As the season progresses, constantly scouring a hemp field for males and the ever elusive hermaphrodites will become more pertinent to a successful harvest of “sensimilla” hemp buds. Crews must know the difference between male and female hemp — both the whole-plant structure and flower structure.
Often, male hemp plants are taller and more “leggy” in growth, sticking up awkwardly out of the canopy; female hemp plants tend to bush out with foliar growth. This is a good reason to shoot for a uniform canopy: Oddities are easier to spot. Once budding begins and flowers start to form, the difference becomes even clearer.
Female hemp flowers grow in a tight bud structure, with calyxes packed together to form compact, often long colas. Male hemp flowers, on the other hand, grow in bunches, their pollen sacs structured almost like tiny cherries in hanging proximity to each other.
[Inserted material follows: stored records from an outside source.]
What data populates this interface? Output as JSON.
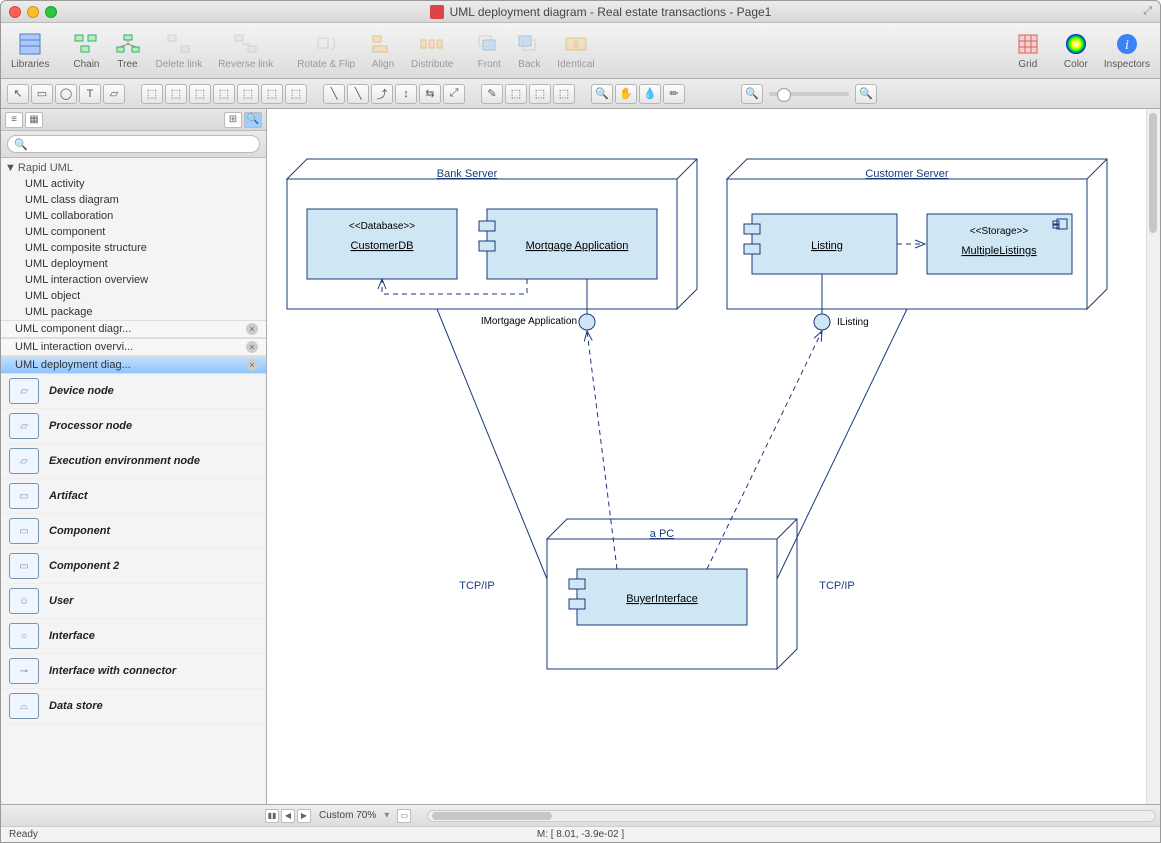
{
  "window": {
    "title": "UML deployment diagram - Real estate transactions - Page1"
  },
  "toolbar": {
    "libraries": "Libraries",
    "chain": "Chain",
    "tree": "Tree",
    "delete_link": "Delete link",
    "reverse_link": "Reverse link",
    "rotate_flip": "Rotate & Flip",
    "align": "Align",
    "distribute": "Distribute",
    "front": "Front",
    "back": "Back",
    "identical": "Identical",
    "grid": "Grid",
    "color": "Color",
    "inspectors": "Inspectors"
  },
  "tree": {
    "root": "Rapid UML",
    "items": [
      "UML activity",
      "UML class diagram",
      "UML collaboration",
      "UML component",
      "UML composite structure",
      "UML deployment",
      "UML interaction overview",
      "UML object",
      "UML package"
    ]
  },
  "tabs": [
    {
      "label": "UML component diagr..."
    },
    {
      "label": "UML interaction overvi..."
    },
    {
      "label": "UML deployment diag...",
      "active": true
    }
  ],
  "shapes": [
    "Device node",
    "Processor node",
    "Execution environment node",
    "Artifact",
    "Component",
    "Component 2",
    "User",
    "Interface",
    "Interface with connector",
    "Data store"
  ],
  "diagram": {
    "nodes": {
      "bank": {
        "title": "Bank Server"
      },
      "customer": {
        "title": "Customer Server"
      },
      "pc": {
        "title": "a PC"
      }
    },
    "components": {
      "customerdb": {
        "stereotype": "<<Database>>",
        "name": "CustomerDB"
      },
      "mortgage": {
        "name": "Mortgage Application"
      },
      "listing": {
        "name": "Listing"
      },
      "multiple": {
        "stereotype": "<<Storage>>",
        "name": "MultipleListings"
      },
      "buyer": {
        "name": "BuyerInterface"
      }
    },
    "interfaces": {
      "imortgage": "IMortgage Application",
      "ilisting": "IListing"
    },
    "labels": {
      "tcpip_left": "TCP/IP",
      "tcpip_right": "TCP/IP"
    }
  },
  "footer": {
    "zoom": "Custom 70%",
    "status_ready": "Ready",
    "mouse": "M: [ 8.01, -3.9e-02 ]"
  }
}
Hermaphrodites are inherently not as easy to spot because they are part female. Beyond unusual plant structure, a key to spotting “herms” in the field is to look for color difference. Leaves of male and female hemp plants of the same species likely will be the same or only slightly different in color, but they do a lot to cover up the lighter-colored, internal stems and stalks while blocking out light gaps. Male hemp plants and hermaphrodites simply don’t have the same foliar coverage and invariably will stand out with lighter greens or gaps that show adjacent bare earth.
Given that male hemp plants display pollen sacs about a week or two before female buds begin to develop (if planted simultaneously), farmers can get a slight head start on a long season of male-hunting.
But, according to Dinafem.org, “The best time to pollinate the female is when the flowers have fully formed stigmas (the little white hairs), as long as possible, usually four or five weeks after the beginning of flowering” (2). This means that until every white hair in a hemp field turns orange or brown and lays down against its female bud, the crop is susceptible to becoming seeded. Whether those seeds have matured by harvest does not matter. A seeded bud is a seeded bud and must be dealt with accordingly.
While each of these methods can be employed on small or large scales, at acreage production levels, it would be wise to maintain constant vigilance against a field’s rogue pollen producers nearly up until harvest. A daily or every-other-day walk by the hemp farmer or crew could save the season. Moreover, breeding familiarity with males and hermaphrodites on daily hunts leads to more adept and efficient identification as farmers’ seasons and careers progress.